TO DO: Exclude any images and output the remaining records exactly.

THE DATA:
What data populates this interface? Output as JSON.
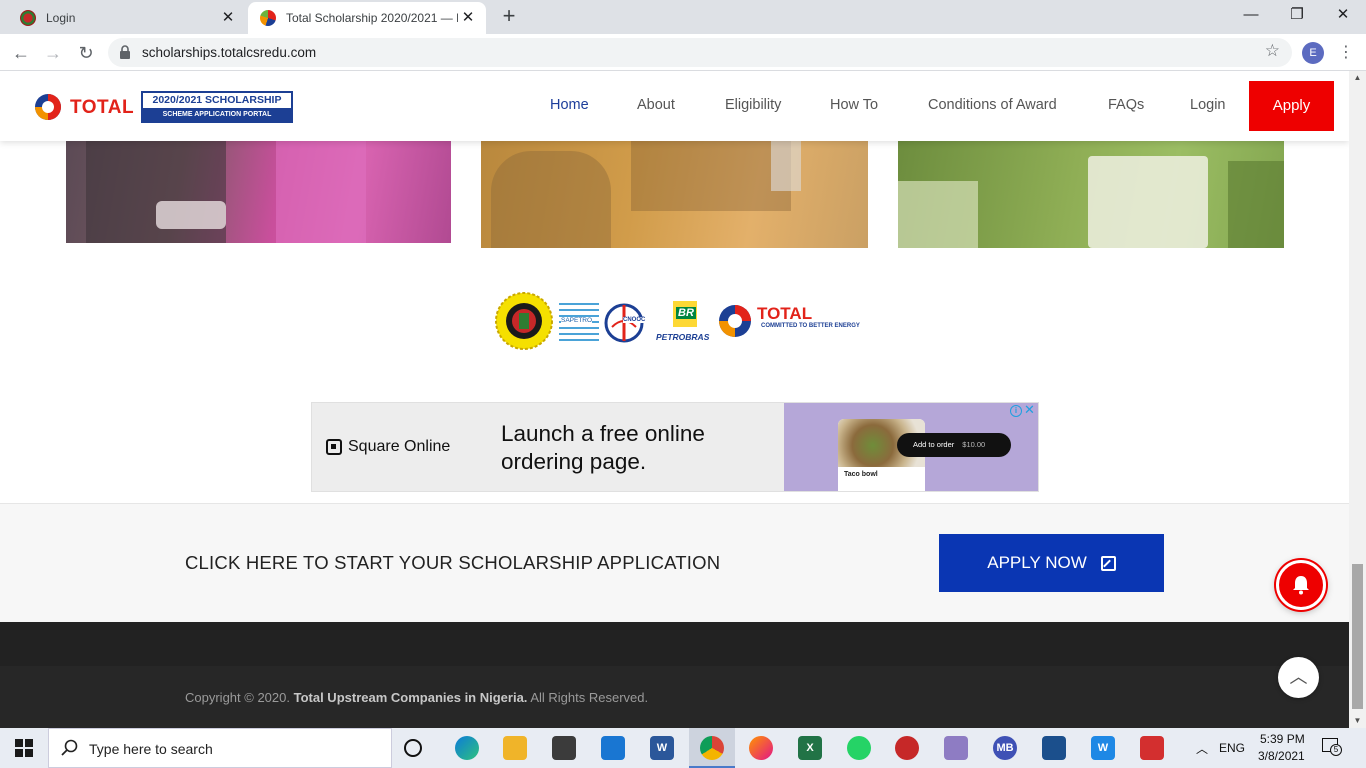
{
  "browser": {
    "tabs": [
      {
        "title": "Login",
        "close": "✕"
      },
      {
        "title": "Total Scholarship 2020/2021 — N",
        "close": "✕"
      }
    ],
    "new_tab": "+",
    "window": {
      "minimize": "—",
      "restore": "❐",
      "close": "✕"
    },
    "nav": {
      "back": "←",
      "forward": "→",
      "reload": "↻"
    },
    "url": "scholarships.totalcsredu.com",
    "profile_initial": "E"
  },
  "site": {
    "logo": {
      "word": "TOTAL",
      "badge_line1": "2020/2021 SCHOLARSHIP",
      "badge_line2": "SCHEME APPLICATION PORTAL"
    },
    "menu": [
      "Home",
      "About",
      "Eligibility",
      "How To",
      "Conditions of Award",
      "FAQs",
      "Login"
    ],
    "apply_label": "Apply",
    "partners": {
      "sapetro": "SAPETRO",
      "cnooc": "CNOOC",
      "br": "BR",
      "petrobras": "PETROBRAS",
      "total_word": "TOTAL",
      "total_tagline": "COMMITTED TO BETTER ENERGY"
    },
    "ad": {
      "brand": "Square Online",
      "headline": "Launch a free online ordering page.",
      "card_caption": "Taco bowl",
      "pill_label": "Add to order",
      "pill_price": "$10.00",
      "adchoice": "i",
      "close": "✕"
    },
    "cta": {
      "text": "CLICK HERE TO START YOUR SCHOLARSHIP APPLICATION",
      "button": "APPLY NOW"
    },
    "footer": {
      "copy_prefix": "Copyright © 2020.",
      "copy_bold": "Total Upstream Companies in Nigeria.",
      "copy_suffix": "All Rights Reserved."
    },
    "to_top": "︿"
  },
  "taskbar": {
    "search_placeholder": "Type here to search",
    "lang": "ENG",
    "time": "5:39 PM",
    "date": "3/8/2021",
    "notif_count": "5"
  },
  "colors": {
    "accent_red": "#ee0000",
    "accent_blue": "#0a36b3",
    "nav_active": "#1d3e9b"
  }
}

WORKED SOLUTION:
What data populates this interface? Output as JSON.
{
  "browser": {
    "tabs": [
      {
        "title": "Login",
        "close": "✕"
      },
      {
        "title": "Total Scholarship 2020/2021 — N",
        "close": "✕"
      }
    ],
    "new_tab": "+",
    "window": {
      "minimize": "—",
      "restore": "❐",
      "close": "✕"
    },
    "nav": {
      "back": "←",
      "forward": "→",
      "reload": "↻"
    },
    "url": "scholarships.totalcsredu.com",
    "profile_initial": "E"
  },
  "site": {
    "logo": {
      "word": "TOTAL",
      "badge_line1": "2020/2021 SCHOLARSHIP",
      "badge_line2": "SCHEME APPLICATION PORTAL"
    },
    "menu": [
      "Home",
      "About",
      "Eligibility",
      "How To",
      "Conditions of Award",
      "FAQs",
      "Login"
    ],
    "apply_label": "Apply",
    "partners": {
      "sapetro": "SAPETRO",
      "cnooc": "CNOOC",
      "br": "BR",
      "petrobras": "PETROBRAS",
      "total_word": "TOTAL",
      "total_tagline": "COMMITTED TO BETTER ENERGY"
    },
    "ad": {
      "brand": "Square Online",
      "headline": "Launch a free online ordering page.",
      "card_caption": "Taco bowl",
      "pill_label": "Add to order",
      "pill_price": "$10.00",
      "adchoice": "i",
      "close": "✕"
    },
    "cta": {
      "text": "CLICK HERE TO START YOUR SCHOLARSHIP APPLICATION",
      "button": "APPLY NOW"
    },
    "footer": {
      "copy_prefix": "Copyright © 2020.",
      "copy_bold": "Total Upstream Companies in Nigeria.",
      "copy_suffix": "All Rights Reserved."
    },
    "to_top": "︿"
  },
  "taskbar": {
    "search_placeholder": "Type here to search",
    "lang": "ENG",
    "time": "5:39 PM",
    "date": "3/8/2021",
    "notif_count": "5"
  },
  "colors": {
    "accent_red": "#ee0000",
    "accent_blue": "#0a36b3",
    "nav_active": "#1d3e9b"
  }
}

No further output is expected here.